Dataset excerpts below:
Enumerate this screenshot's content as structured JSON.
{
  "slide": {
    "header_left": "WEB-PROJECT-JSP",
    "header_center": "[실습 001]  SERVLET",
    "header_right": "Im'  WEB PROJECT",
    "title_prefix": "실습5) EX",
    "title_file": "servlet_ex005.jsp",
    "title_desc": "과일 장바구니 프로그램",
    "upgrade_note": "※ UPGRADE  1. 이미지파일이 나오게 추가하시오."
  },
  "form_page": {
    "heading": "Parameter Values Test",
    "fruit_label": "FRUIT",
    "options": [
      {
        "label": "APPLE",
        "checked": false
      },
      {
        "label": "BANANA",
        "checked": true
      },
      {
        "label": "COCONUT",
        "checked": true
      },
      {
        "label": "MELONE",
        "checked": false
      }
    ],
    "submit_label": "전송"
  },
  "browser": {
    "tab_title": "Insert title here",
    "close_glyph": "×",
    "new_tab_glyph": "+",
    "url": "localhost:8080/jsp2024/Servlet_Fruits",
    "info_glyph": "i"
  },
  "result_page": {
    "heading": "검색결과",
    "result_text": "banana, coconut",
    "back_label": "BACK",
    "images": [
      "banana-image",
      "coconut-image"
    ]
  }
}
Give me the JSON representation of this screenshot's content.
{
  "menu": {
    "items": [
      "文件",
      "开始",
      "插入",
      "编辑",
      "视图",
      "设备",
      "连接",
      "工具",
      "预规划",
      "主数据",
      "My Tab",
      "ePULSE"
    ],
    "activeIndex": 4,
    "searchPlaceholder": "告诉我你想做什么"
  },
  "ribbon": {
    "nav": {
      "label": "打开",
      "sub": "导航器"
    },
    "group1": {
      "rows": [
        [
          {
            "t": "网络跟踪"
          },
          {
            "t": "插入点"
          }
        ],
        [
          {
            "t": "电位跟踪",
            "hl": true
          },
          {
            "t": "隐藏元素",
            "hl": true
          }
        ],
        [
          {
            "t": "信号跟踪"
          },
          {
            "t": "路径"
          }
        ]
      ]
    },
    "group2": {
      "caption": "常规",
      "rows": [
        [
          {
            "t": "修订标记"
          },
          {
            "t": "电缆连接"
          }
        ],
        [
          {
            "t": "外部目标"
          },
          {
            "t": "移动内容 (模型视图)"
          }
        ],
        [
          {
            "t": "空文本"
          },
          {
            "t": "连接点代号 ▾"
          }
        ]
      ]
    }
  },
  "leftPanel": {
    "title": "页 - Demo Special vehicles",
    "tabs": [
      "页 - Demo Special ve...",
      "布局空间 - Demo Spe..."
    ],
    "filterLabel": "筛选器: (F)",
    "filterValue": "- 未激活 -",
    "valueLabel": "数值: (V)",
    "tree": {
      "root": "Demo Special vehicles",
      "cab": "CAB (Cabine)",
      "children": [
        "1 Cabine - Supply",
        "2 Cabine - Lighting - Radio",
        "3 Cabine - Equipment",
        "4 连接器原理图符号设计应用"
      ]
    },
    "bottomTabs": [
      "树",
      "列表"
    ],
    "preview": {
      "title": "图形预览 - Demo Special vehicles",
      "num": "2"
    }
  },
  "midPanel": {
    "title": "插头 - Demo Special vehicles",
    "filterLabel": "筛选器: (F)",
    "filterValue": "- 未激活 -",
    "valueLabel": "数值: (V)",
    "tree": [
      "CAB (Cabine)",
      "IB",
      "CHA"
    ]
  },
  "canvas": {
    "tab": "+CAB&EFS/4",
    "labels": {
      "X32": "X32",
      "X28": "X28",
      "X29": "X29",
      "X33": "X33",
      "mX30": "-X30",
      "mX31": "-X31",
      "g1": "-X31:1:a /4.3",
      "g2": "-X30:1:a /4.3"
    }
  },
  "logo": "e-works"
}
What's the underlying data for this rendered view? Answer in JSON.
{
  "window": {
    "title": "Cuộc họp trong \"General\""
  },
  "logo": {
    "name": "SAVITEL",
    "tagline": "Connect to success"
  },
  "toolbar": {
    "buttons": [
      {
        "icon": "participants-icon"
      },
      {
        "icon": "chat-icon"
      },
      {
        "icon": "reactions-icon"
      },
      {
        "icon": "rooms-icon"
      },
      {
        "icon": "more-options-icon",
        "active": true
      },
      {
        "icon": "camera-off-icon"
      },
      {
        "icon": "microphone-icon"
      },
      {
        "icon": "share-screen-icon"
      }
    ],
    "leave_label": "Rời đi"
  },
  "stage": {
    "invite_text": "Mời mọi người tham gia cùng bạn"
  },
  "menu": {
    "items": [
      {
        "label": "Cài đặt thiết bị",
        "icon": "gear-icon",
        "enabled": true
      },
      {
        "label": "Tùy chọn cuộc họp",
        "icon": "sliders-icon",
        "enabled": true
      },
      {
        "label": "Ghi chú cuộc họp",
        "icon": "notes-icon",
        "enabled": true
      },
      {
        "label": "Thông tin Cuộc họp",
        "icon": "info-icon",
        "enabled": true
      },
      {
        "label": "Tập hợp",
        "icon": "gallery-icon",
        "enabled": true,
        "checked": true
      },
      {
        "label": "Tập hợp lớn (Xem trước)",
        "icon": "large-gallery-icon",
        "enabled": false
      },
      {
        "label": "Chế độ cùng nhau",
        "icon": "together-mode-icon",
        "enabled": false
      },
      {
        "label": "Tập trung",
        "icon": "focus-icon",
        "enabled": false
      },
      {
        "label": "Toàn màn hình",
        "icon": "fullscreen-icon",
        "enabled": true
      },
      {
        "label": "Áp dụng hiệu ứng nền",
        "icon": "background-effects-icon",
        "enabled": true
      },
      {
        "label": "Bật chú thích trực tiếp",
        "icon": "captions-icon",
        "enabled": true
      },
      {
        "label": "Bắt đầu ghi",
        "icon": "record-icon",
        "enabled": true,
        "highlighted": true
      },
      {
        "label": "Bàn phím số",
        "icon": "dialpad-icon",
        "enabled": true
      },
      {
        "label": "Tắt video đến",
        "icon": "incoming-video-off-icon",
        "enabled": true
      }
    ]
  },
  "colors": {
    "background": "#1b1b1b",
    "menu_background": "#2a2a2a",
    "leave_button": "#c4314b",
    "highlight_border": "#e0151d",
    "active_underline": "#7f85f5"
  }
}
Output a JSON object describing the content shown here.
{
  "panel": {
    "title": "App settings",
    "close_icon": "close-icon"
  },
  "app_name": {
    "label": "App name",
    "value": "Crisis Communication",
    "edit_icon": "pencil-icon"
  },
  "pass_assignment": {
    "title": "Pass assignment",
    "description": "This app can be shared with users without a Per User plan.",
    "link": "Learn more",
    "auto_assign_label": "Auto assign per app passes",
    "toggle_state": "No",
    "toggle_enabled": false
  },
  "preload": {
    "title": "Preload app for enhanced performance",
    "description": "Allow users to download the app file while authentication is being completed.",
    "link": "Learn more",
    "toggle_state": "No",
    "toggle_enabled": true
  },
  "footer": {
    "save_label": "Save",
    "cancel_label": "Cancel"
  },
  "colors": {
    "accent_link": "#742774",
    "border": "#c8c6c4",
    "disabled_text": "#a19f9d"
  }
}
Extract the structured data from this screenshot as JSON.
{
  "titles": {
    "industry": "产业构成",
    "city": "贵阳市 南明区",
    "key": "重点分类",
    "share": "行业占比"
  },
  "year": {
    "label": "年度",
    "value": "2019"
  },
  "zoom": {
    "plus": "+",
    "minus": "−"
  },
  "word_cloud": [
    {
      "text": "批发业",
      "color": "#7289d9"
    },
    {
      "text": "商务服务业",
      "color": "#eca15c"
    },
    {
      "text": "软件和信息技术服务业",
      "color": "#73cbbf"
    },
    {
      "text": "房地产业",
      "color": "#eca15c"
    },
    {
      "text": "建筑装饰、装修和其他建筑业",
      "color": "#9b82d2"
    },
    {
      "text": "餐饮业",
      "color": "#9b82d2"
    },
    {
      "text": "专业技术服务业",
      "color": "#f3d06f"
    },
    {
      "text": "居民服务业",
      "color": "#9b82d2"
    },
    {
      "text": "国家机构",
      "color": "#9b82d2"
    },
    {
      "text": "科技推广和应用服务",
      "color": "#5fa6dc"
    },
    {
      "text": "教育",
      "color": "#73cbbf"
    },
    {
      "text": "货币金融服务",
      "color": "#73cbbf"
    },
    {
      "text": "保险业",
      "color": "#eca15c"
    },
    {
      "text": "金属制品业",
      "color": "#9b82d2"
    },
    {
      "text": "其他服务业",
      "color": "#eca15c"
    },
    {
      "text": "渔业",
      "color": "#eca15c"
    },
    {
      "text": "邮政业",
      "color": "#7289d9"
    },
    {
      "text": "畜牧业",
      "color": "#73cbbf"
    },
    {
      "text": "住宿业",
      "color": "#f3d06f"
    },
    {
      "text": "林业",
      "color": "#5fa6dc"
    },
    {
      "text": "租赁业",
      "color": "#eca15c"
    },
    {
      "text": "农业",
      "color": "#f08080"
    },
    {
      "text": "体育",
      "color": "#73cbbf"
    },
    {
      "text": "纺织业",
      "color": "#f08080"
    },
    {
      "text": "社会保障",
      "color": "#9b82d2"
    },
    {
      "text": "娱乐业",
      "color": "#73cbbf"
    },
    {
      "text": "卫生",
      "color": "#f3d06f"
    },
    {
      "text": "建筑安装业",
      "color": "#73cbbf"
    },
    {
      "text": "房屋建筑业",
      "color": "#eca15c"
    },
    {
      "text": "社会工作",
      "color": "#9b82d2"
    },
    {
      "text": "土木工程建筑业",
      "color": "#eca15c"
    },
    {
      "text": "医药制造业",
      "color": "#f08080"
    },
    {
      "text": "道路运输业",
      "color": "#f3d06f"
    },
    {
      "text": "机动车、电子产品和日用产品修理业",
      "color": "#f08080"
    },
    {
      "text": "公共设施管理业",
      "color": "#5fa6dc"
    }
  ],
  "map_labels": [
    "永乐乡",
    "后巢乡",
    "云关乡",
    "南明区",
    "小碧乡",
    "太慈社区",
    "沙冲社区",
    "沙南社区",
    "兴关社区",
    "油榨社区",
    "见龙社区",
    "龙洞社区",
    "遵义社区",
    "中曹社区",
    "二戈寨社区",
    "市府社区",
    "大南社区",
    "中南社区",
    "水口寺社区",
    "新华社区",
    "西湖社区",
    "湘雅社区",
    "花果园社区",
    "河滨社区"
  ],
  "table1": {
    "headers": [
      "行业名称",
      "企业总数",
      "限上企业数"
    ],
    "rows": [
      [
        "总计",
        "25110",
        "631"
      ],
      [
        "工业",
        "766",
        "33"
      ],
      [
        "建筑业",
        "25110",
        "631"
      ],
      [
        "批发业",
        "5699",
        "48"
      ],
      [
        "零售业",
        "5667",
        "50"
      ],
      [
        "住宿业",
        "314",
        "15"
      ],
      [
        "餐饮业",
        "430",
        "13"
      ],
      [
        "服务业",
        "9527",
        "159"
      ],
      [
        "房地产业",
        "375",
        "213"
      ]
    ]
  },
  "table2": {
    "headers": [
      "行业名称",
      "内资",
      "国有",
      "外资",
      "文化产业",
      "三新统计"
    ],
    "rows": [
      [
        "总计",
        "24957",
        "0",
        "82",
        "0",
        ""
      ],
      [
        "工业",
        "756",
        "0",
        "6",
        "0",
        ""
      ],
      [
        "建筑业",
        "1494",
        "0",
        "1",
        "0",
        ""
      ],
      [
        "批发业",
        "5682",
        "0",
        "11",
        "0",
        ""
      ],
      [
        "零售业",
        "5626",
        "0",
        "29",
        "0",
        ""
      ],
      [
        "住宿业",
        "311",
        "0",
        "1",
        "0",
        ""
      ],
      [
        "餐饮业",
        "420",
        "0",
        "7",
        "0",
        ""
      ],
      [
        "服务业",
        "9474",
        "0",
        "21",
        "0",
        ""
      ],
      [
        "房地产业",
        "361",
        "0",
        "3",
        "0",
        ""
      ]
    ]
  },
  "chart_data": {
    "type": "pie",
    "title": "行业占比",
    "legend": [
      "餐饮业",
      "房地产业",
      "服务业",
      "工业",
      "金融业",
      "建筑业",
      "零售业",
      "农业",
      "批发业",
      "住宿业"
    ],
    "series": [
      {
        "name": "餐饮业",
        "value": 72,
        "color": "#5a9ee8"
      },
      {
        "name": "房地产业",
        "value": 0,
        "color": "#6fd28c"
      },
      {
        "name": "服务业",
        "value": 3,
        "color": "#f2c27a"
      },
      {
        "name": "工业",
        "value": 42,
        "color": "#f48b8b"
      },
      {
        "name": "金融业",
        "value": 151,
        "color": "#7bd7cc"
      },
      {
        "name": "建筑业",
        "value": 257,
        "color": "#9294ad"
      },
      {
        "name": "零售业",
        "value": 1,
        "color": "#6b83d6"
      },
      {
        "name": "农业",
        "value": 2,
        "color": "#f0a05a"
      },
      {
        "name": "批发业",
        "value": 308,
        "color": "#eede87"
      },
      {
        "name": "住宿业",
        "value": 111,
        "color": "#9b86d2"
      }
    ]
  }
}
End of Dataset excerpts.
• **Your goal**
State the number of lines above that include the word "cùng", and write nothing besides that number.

• **Solved exercise**
2